“Both private-equity and strategic buyers are flush with cash and actively seeking quality companies to buy,” Engler added. “But, having said that, there is a very important negative factor that is holding the market back. Not enough quality companies for sale. And the shortage of quality companies for sale means too much money chasing too few deals — resulting in high valuations.”
And valuations appear to be approaching the frothy levels of pre-Great Recession years.
That said, the deal market appears to be cooling not freezing, as transactions are announced every week.
For example, in the last month:
• Capella Education closed on its $1.2 billion sale to Strayer Education, including Capella laying off up to 10 percent of its workforce, to form Virginia-based “Strategic Education,” a bigger player in the consolidating online-education business.
• Alumacraft, the St. Peter, Minn.-based maker of fishing and other boats, was purchased by BRP, the Canadian maker of Ski-Doo snowmobiles and Evinrude motors in a deal estimated to approach $100 million.
Alumacraft and Evinrude will be part of a newly formed, Wisconsin-based marine division.

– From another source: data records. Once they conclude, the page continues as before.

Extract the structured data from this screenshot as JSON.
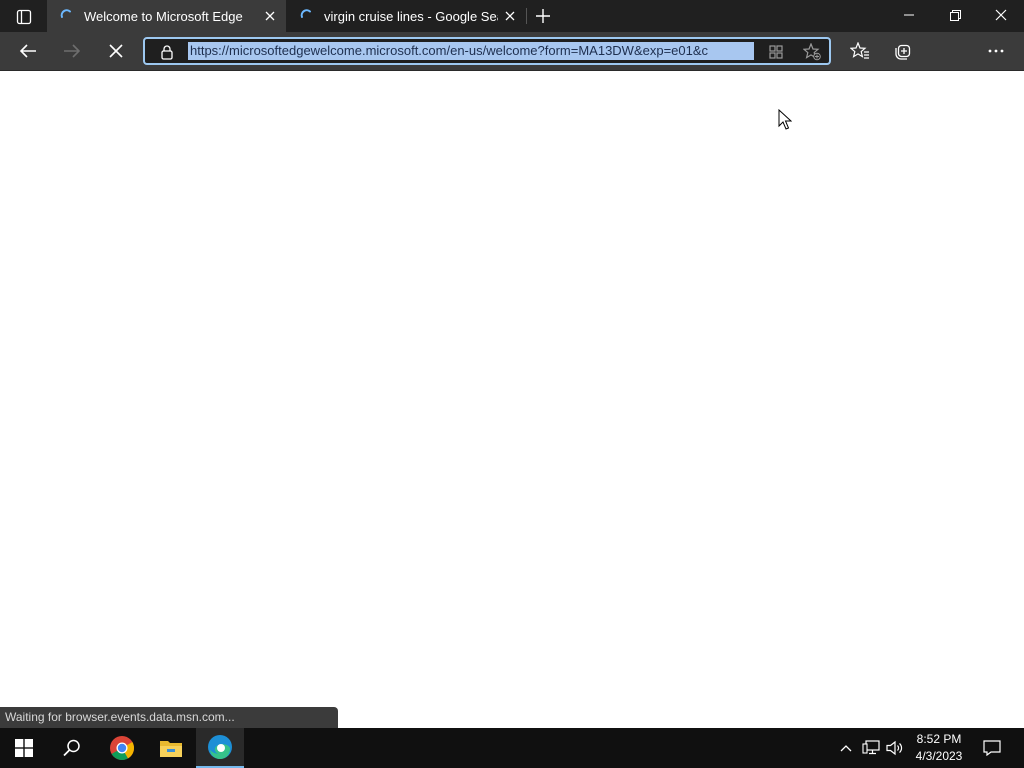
{
  "browser": {
    "tabs": [
      {
        "title": "Welcome to Microsoft Edge",
        "active": true
      },
      {
        "title": "virgin cruise lines - Google Search",
        "active": false
      }
    ],
    "address_url": "https://microsoftedgewelcome.microsoft.com/en-us/welcome?form=MA13DW&exp=e01&c",
    "status_text": "Waiting for browser.events.data.msn.com...",
    "colors": {
      "titlebar": "#202020",
      "toolbar": "#3b3b3b",
      "url_selection": "#a8c7f0",
      "address_focus_border": "#9dc8f0"
    }
  },
  "taskbar": {
    "apps": [
      "windows-start",
      "search",
      "chrome",
      "file-explorer",
      "edge"
    ],
    "time": "8:52 PM",
    "date": "4/3/2023"
  }
}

And BRP indicated that it will soon have plans about growing the brands jointly. Alumacraft had been owned for several years by a private-equity firm.
• Employee-owned Padilla, the largest independent public-relations firm remaining in the state, was acquired by Avenir Global, a Montreal-based management company of public relations firms in a deal estimated at more than $50 million.
CEO Andy Kocemba of Calhoun Cos., the business brokerage that works with companies of a few hundred thousand in revenue to $15 million, the smallest portion of the market, said he’s not seeing a local slowdown in transactions.
The smallest businesses also were the last ones to recover from the Great Recession. And their price-to-operating earnings valuations lag those of larger companies.
“Small business owners still have confidence in the economy,” Kocemba said of recent national surveys by Met Life and the U.S. Chamber of Commerce, as well as his own street anecdotes.
“Income statements look good. And some small business owners are just fine with holding on to their companies.”
Neal St. Anthony has been a Star Tribune business columnist and reporter since 1984. He can be contacted at email@example.com.